With Season 5 and episode 12, the power of this TV series to portray anxiety is now in full view.
Safely behind the walls of Alexandria and apparently among new friends, the primary characters have a different challenge:
Much of the episode “Remember” deals with the group learning to live in a new place surrounded by strangers. Although everyone can have a new house, the survivors sleep together, play it safe. They have every reason to worry, every reason to find safety in numbers.
Living during the zombie apocalypse is never being allowed to live in the moment, existence dominated by the glaring light of the next moment.
Living during the zombie apocalypse colors everything, as Rick tries to explain:
Rick’s interview with Deanna is the most important. He keeps telling her—and everyone else—not to trust him. Not to trust anybody.
“You should keep your gates closed,” he tells Deanna. “Why?” she asks.
“Because it’s all about survival now, at any cost,” he replies. “People out there are always looking for an angle, looking to play on your weakness. They measure you by what they can take from you, by how they can use you to live.”
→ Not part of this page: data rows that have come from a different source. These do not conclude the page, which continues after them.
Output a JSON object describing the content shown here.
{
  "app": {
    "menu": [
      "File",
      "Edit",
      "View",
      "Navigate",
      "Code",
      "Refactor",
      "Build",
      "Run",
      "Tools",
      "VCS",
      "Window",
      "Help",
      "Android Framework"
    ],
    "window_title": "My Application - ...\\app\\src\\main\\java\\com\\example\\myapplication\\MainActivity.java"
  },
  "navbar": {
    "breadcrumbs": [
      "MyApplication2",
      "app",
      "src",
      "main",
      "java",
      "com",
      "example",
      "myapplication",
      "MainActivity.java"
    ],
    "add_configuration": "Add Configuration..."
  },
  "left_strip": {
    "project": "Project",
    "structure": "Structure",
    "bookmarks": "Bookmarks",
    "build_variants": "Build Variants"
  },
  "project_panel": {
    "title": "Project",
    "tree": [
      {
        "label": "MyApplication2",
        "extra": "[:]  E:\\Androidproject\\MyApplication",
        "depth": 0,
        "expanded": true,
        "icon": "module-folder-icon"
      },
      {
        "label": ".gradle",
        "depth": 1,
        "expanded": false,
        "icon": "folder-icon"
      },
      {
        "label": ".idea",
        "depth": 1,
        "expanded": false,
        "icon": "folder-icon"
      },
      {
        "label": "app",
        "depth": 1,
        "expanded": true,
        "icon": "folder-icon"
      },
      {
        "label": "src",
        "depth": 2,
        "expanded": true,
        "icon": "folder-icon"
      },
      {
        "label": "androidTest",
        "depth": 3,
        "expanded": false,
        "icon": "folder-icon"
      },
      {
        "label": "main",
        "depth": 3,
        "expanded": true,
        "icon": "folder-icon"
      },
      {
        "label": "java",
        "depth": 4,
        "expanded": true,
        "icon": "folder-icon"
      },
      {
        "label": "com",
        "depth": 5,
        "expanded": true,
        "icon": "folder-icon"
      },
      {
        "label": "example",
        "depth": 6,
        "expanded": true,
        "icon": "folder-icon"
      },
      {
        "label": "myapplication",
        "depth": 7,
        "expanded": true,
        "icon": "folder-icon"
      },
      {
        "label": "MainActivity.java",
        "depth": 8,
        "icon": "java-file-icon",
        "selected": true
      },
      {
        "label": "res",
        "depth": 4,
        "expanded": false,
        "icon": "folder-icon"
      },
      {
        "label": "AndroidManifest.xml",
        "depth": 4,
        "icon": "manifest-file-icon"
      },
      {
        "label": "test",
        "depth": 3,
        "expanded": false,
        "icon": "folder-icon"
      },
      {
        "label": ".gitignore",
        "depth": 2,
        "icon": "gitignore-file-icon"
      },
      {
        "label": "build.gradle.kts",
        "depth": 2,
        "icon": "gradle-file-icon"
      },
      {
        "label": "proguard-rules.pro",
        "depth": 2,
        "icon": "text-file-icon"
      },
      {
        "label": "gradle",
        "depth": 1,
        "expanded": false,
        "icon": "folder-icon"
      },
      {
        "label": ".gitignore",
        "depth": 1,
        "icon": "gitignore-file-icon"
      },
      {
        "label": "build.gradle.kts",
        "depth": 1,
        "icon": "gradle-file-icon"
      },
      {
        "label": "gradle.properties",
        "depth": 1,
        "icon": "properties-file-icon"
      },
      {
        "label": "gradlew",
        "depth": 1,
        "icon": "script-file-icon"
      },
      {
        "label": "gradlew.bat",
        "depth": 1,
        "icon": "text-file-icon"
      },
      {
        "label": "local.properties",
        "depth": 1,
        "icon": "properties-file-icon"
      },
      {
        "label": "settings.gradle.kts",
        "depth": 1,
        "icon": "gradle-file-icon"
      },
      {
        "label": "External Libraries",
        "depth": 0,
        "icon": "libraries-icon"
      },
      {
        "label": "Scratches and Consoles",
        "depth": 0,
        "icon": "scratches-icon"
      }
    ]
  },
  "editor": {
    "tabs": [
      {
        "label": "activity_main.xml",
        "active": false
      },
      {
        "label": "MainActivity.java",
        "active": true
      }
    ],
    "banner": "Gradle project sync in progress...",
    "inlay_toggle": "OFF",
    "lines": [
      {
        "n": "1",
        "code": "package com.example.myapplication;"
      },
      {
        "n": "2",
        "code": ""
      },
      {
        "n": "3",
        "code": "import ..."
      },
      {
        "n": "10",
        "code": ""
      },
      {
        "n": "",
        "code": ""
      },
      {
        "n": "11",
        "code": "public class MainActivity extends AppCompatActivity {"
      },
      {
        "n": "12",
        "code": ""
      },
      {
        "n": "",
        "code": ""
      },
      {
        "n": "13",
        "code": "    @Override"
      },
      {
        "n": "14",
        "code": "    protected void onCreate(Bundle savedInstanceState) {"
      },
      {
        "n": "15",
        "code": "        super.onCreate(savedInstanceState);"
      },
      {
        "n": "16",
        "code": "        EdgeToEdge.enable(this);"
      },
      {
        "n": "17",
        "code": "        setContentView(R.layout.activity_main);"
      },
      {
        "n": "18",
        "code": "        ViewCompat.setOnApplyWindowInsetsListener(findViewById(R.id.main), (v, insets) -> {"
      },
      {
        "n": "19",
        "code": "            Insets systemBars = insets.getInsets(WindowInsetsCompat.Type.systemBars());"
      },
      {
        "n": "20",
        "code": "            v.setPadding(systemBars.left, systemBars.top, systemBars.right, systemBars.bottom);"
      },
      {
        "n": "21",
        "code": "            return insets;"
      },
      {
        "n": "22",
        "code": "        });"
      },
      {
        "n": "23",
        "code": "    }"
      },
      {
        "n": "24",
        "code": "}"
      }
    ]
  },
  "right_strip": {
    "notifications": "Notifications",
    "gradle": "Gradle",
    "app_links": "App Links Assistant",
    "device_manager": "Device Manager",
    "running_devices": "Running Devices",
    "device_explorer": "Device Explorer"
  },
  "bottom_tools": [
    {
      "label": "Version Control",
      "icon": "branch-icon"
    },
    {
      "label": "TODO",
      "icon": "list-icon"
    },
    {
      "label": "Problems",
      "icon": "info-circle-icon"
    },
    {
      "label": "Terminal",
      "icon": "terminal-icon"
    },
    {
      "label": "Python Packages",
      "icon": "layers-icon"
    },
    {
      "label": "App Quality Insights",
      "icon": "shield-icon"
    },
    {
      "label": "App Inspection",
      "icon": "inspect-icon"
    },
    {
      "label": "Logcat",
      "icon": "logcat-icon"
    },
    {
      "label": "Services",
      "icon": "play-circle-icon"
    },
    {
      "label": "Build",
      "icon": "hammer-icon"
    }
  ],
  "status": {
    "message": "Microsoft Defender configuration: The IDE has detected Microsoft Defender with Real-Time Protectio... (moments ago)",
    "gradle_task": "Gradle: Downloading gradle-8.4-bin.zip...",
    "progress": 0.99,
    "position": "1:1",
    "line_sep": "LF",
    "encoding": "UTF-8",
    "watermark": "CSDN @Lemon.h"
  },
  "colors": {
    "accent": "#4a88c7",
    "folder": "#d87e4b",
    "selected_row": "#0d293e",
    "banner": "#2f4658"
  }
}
“Are you telling me not to bring your people in, or are you already looking after this place?” she asks him, but he doesn’t answer.
And I think this is why so much of the TV series focuses on night, as viewers watch Rick, Michonne, and Daryl sitting awake or suddenly waking in this new safe haven.
Anxiety as a disorder is relentless as the zombie apocalypse; it fosters an irrational response to the world that feels completely rational while you are inside it.
Just a couple days before The Walking Dead episode above aired, I read “Sleep” by Haruki Murkami from his collection The Elephant Vanishes.
“This is my seventeenth straight day without sleep,” the narrator, a wife and mother, begins, adding: “I’m not talking about insomnia.”
Like The Walking Dead, this story can be read as a story of anxiety about a woman who admits, “It was literally true: I was going through life asleep.” Reminding me of Kafka (Samsa lives a bug’s life before the transformation into a bug), Murakami transforms metaphor into the literal.
The power of this story, I think, is the careful and gradual blurring of the narrator as rational and then irrational due to sleep deprivation, all the while maintaining the ability to narrate in a reasonably controlled tone (a narrative mask).
The main character also echoes Meursault from Camus’s The Stranger, who admits one can adjust to anything (prison or not prison is no difference): “Without noticing it, I had become accustomed in this way to a life without books.”
Murakami’s story details a woman who can no longer sleep but believes that condition allows her to live life more fully, although as readers we watch as she becomes more and more isolated from the world, notably her family:
No one noticed that I had changed—that I had given up sleeping entirely, that I was spending all my time reading, that my mind was someplace a hundred years—and hundreds of miles—from reality. No matter how mechanically I worked, no matter how little love or emotion I invested in my handling of reality, my husband and my son and my mother-in-law went on relating to me as they always had. If anything, they seemed more at ease with me than before.
“Sleep,” then, falls into an existential tradition of literature in which the human condition is portrayed as starkly alone: Samsa as bug in a human family, Meusault as heartless murderer and social pariah, and this sleepless woman who loathes the faces of her sleeping husband and son.
“In other words,” she explains, “people live in the prison cells of their own tendencies.”
And as inadequate as words may be, I have to confess that this captures well what anxiety is, the prison cells of our own tendencies.
But prison cells we did not choose, do not deserve, and like the haunting lyrics of the California rock of my teenage years, prison cells where we can check out, but never leave.